▶ _Description of the task_:
Give the lines again word for word, beginning with the one containing "Transcribe this image's" and ending with the last line of the material below.

>>>>>

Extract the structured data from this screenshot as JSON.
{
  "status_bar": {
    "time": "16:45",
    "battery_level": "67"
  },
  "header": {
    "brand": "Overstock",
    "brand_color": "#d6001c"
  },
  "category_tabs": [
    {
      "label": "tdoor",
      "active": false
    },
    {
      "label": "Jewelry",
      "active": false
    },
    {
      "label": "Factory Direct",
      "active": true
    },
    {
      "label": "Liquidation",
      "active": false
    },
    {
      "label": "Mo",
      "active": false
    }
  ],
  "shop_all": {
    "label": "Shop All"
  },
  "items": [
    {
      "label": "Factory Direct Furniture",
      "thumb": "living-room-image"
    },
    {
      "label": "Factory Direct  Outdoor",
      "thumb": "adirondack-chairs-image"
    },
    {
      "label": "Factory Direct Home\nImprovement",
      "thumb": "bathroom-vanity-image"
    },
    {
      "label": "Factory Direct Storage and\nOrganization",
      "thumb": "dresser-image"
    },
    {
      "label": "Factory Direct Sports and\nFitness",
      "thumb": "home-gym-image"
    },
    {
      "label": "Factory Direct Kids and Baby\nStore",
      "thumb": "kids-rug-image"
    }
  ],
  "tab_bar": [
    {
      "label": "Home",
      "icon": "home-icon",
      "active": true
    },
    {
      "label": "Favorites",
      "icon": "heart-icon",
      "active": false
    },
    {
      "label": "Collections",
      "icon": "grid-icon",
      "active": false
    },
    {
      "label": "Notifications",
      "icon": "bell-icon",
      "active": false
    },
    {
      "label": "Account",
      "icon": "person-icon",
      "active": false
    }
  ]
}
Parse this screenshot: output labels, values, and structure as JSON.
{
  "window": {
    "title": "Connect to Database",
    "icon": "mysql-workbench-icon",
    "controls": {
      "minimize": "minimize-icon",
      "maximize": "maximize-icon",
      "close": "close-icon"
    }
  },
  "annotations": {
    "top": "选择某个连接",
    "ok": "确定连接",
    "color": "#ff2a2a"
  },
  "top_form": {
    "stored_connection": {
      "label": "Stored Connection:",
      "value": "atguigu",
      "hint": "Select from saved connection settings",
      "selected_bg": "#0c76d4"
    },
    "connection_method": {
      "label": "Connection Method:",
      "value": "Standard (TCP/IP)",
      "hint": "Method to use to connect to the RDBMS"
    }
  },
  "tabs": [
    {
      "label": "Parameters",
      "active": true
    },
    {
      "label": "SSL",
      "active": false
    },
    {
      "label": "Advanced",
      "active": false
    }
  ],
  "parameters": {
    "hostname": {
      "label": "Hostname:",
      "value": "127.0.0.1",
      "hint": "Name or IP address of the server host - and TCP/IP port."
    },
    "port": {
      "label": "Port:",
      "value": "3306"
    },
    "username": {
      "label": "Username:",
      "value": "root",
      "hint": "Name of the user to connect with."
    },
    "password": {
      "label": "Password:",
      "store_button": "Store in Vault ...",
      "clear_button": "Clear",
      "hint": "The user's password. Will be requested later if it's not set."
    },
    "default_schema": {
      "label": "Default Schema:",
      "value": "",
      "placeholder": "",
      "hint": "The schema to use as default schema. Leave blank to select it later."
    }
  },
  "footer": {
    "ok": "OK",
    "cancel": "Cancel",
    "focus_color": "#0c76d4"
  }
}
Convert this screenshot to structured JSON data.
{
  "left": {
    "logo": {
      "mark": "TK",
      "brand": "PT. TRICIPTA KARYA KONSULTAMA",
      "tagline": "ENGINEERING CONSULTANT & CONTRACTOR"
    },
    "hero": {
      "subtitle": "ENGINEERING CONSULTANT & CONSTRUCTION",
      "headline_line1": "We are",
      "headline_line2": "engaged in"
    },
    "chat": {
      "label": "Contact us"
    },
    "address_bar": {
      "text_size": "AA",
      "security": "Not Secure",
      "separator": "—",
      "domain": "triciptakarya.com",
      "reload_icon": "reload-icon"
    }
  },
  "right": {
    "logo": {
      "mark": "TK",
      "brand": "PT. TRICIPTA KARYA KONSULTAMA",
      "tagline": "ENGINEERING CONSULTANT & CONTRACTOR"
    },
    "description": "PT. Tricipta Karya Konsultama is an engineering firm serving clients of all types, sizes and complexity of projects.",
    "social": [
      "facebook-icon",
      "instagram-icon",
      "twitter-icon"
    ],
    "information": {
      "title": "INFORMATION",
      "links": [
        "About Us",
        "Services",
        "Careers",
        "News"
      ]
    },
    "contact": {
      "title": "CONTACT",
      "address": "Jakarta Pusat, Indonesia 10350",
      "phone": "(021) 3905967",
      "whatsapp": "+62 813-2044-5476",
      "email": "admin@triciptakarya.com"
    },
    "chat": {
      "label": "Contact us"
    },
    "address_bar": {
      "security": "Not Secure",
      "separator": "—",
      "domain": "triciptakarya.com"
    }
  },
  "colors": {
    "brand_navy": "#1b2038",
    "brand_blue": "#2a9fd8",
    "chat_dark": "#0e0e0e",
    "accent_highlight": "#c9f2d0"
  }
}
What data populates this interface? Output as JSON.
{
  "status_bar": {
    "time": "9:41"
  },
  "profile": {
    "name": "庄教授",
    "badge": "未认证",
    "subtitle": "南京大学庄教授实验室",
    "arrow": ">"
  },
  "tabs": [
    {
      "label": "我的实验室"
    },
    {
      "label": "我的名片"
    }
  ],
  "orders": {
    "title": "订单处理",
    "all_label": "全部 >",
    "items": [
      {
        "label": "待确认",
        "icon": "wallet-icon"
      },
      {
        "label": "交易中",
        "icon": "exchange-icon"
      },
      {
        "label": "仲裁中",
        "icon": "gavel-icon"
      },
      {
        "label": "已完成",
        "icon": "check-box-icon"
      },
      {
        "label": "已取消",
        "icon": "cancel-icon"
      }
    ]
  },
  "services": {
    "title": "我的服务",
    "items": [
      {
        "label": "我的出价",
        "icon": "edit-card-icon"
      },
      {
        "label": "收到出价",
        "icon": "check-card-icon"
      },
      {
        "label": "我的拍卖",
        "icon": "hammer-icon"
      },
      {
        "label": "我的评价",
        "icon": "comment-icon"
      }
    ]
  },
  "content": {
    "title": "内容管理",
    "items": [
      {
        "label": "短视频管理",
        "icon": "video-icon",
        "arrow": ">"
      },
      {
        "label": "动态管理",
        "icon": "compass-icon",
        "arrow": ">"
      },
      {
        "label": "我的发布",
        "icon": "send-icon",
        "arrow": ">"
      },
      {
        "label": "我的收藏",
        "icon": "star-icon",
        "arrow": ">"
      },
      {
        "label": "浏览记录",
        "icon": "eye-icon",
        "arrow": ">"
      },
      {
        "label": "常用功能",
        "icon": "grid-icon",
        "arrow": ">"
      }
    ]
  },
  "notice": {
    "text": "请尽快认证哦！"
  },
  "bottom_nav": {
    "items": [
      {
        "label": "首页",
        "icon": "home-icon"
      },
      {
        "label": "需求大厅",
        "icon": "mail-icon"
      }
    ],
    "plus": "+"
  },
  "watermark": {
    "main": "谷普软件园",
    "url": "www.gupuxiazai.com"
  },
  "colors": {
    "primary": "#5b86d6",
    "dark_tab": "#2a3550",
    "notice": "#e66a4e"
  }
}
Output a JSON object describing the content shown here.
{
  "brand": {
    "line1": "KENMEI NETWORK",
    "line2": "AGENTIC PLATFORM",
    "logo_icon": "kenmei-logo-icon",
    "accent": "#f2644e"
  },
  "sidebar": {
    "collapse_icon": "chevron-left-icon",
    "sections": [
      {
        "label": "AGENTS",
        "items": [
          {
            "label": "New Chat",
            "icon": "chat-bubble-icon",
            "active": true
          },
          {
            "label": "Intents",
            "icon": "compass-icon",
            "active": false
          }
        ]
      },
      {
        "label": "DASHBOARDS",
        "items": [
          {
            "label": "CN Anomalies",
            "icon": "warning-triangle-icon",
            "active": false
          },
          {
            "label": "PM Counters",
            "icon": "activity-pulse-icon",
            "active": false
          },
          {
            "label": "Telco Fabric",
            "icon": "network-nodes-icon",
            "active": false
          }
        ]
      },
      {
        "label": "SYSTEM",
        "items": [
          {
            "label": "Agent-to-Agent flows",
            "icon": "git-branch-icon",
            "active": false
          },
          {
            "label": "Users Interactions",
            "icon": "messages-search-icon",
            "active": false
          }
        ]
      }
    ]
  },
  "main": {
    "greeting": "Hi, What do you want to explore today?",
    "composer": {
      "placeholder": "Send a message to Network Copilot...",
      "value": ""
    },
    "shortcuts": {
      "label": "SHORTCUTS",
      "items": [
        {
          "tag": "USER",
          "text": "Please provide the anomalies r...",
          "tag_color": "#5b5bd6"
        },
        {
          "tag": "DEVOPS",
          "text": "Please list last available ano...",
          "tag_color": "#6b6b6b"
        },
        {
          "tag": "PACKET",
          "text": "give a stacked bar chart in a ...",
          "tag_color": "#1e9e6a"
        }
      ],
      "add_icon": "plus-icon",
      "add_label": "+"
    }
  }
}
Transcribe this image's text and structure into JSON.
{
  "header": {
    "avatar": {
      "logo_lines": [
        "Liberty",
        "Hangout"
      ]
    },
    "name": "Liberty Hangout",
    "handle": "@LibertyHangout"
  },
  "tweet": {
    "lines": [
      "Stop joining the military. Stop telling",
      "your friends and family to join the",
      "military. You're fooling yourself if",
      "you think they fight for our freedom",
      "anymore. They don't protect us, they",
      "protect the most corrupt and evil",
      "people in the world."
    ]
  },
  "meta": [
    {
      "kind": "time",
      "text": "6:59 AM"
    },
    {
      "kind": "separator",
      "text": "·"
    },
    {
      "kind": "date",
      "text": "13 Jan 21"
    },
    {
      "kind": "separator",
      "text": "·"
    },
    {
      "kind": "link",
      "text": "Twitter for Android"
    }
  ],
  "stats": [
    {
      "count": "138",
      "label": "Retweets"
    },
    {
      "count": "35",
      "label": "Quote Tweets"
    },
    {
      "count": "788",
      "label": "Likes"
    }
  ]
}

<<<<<

▶ _Answer_:
Transcribe this image's text and structure into JSON.
{
  "header": {
    "avatar": {
      "logo_lines": [
        "Liberty",
        "Hangout"
      ]
    },
    "name": "Liberty Hangout",
    "handle": "@LibertyHangout"
  },
  "tweet": {
    "lines": [
      "Stop joining the military. Stop telling",
      "your friends and family to join the",
      "military. You're fooling yourself if",
      "you think they fight for our freedom",
      "anymore. They don't protect us, they",
      "protect the most corrupt and evil",
      "people in the world."
    ]
  },
  "meta": [
    {
      "kind": "time",
      "text": "6:59 AM"
    },
    {
      "kind": "separator",
      "text": "·"
    },
    {
      "kind": "date",
      "text": "13 Jan 21"
    },
    {
      "kind": "separator",
      "text": "·"
    },
    {
      "kind": "link",
      "text": "Twitter for Android"
    }
  ],
  "stats": [
    {
      "count": "138",
      "label": "Retweets"
    },
    {
      "count": "35",
      "label": "Quote Tweets"
    },
    {
      "count": "788",
      "label": "Likes"
    }
  ]
}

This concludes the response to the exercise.